> _WORK INSTRUCTIONS_:
Write the listing out again, exactly as it appears.

> _DATA TO EXAMINE_:

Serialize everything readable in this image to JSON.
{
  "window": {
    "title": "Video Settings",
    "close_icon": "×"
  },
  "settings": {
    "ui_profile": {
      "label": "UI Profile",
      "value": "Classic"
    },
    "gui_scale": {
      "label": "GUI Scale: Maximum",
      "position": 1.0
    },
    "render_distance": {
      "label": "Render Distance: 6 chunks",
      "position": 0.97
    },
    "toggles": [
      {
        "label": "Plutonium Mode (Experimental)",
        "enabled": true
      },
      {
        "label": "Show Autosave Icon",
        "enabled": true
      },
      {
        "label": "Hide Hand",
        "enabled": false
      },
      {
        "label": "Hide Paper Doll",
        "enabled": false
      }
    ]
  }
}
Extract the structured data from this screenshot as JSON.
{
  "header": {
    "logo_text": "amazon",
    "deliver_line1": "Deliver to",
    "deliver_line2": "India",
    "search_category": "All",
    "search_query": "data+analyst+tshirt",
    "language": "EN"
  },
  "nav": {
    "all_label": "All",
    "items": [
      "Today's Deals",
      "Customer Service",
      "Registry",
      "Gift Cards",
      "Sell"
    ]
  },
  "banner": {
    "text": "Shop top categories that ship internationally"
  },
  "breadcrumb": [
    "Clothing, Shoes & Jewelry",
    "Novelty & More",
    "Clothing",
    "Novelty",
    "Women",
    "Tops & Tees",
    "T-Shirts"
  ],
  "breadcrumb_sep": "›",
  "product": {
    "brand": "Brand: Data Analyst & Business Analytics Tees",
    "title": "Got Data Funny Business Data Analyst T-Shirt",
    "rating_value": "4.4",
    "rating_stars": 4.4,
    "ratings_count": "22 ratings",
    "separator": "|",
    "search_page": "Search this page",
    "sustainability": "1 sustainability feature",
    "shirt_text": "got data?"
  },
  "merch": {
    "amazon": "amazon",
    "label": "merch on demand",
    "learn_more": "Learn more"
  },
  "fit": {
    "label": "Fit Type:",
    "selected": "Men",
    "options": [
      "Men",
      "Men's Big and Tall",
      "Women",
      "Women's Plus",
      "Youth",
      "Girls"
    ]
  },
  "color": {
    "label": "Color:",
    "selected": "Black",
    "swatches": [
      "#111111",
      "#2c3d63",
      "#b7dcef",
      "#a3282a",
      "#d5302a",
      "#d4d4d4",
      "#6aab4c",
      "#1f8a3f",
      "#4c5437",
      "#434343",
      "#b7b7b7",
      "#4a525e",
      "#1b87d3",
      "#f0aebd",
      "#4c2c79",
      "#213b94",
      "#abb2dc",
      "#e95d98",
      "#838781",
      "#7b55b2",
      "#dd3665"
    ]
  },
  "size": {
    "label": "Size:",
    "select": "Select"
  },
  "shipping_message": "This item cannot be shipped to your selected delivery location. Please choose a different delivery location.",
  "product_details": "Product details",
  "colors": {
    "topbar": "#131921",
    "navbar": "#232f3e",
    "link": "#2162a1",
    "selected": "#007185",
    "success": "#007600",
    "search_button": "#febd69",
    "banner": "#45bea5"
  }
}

> _SOLUTION TO THE EXERCISE_:
Serialize everything readable in this image to JSON.
{
  "window": {
    "title": "Video Settings",
    "close_icon": "×"
  },
  "settings": {
    "ui_profile": {
      "label": "UI Profile",
      "value": "Classic"
    },
    "gui_scale": {
      "label": "GUI Scale: Maximum",
      "position": 1.0
    },
    "render_distance": {
      "label": "Render Distance: 6 chunks",
      "position": 0.97
    },
    "toggles": [
      {
        "label": "Plutonium Mode (Experimental)",
        "enabled": true
      },
      {
        "label": "Show Autosave Icon",
        "enabled": true
      },
      {
        "label": "Hide Hand",
        "enabled": false
      },
      {
        "label": "Hide Paper Doll",
        "enabled": false
      }
    ]
  }
}
Extract the structured data from this screenshot as JSON.
{
  "header": {
    "logo_text": "amazon",
    "deliver_line1": "Deliver to",
    "deliver_line2": "India",
    "search_category": "All",
    "search_query": "data+analyst+tshirt",
    "language": "EN"
  },
  "nav": {
    "all_label": "All",
    "items": [
      "Today's Deals",
      "Customer Service",
      "Registry",
      "Gift Cards",
      "Sell"
    ]
  },
  "banner": {
    "text": "Shop top categories that ship internationally"
  },
  "breadcrumb": [
    "Clothing, Shoes & Jewelry",
    "Novelty & More",
    "Clothing",
    "Novelty",
    "Women",
    "Tops & Tees",
    "T-Shirts"
  ],
  "breadcrumb_sep": "›",
  "product": {
    "brand": "Brand: Data Analyst & Business Analytics Tees",
    "title": "Got Data Funny Business Data Analyst T-Shirt",
    "rating_value": "4.4",
    "rating_stars": 4.4,
    "ratings_count": "22 ratings",
    "separator": "|",
    "search_page": "Search this page",
    "sustainability": "1 sustainability feature",
    "shirt_text": "got data?"
  },
  "merch": {
    "amazon": "amazon",
    "label": "merch on demand",
    "learn_more": "Learn more"
  },
  "fit": {
    "label": "Fit Type:",
    "selected": "Men",
    "options": [
      "Men",
      "Men's Big and Tall",
      "Women",
      "Women's Plus",
      "Youth",
      "Girls"
    ]
  },
  "color": {
    "label": "Color:",
    "selected": "Black",
    "swatches": [
      "#111111",
      "#2c3d63",
      "#b7dcef",
      "#a3282a",
      "#d5302a",
      "#d4d4d4",
      "#6aab4c",
      "#1f8a3f",
      "#4c5437",
      "#434343",
      "#b7b7b7",
      "#4a525e",
      "#1b87d3",
      "#f0aebd",
      "#4c2c79",
      "#213b94",
      "#abb2dc",
      "#e95d98",
      "#838781",
      "#7b55b2",
      "#dd3665"
    ]
  },
  "size": {
    "label": "Size:",
    "select": "Select"
  },
  "shipping_message": "This item cannot be shipped to your selected delivery location. Please choose a different delivery location.",
  "product_details": "Product details",
  "colors": {
    "topbar": "#131921",
    "navbar": "#232f3e",
    "link": "#2162a1",
    "selected": "#007185",
    "success": "#007600",
    "search_button": "#febd69",
    "banner": "#45bea5"
  }
}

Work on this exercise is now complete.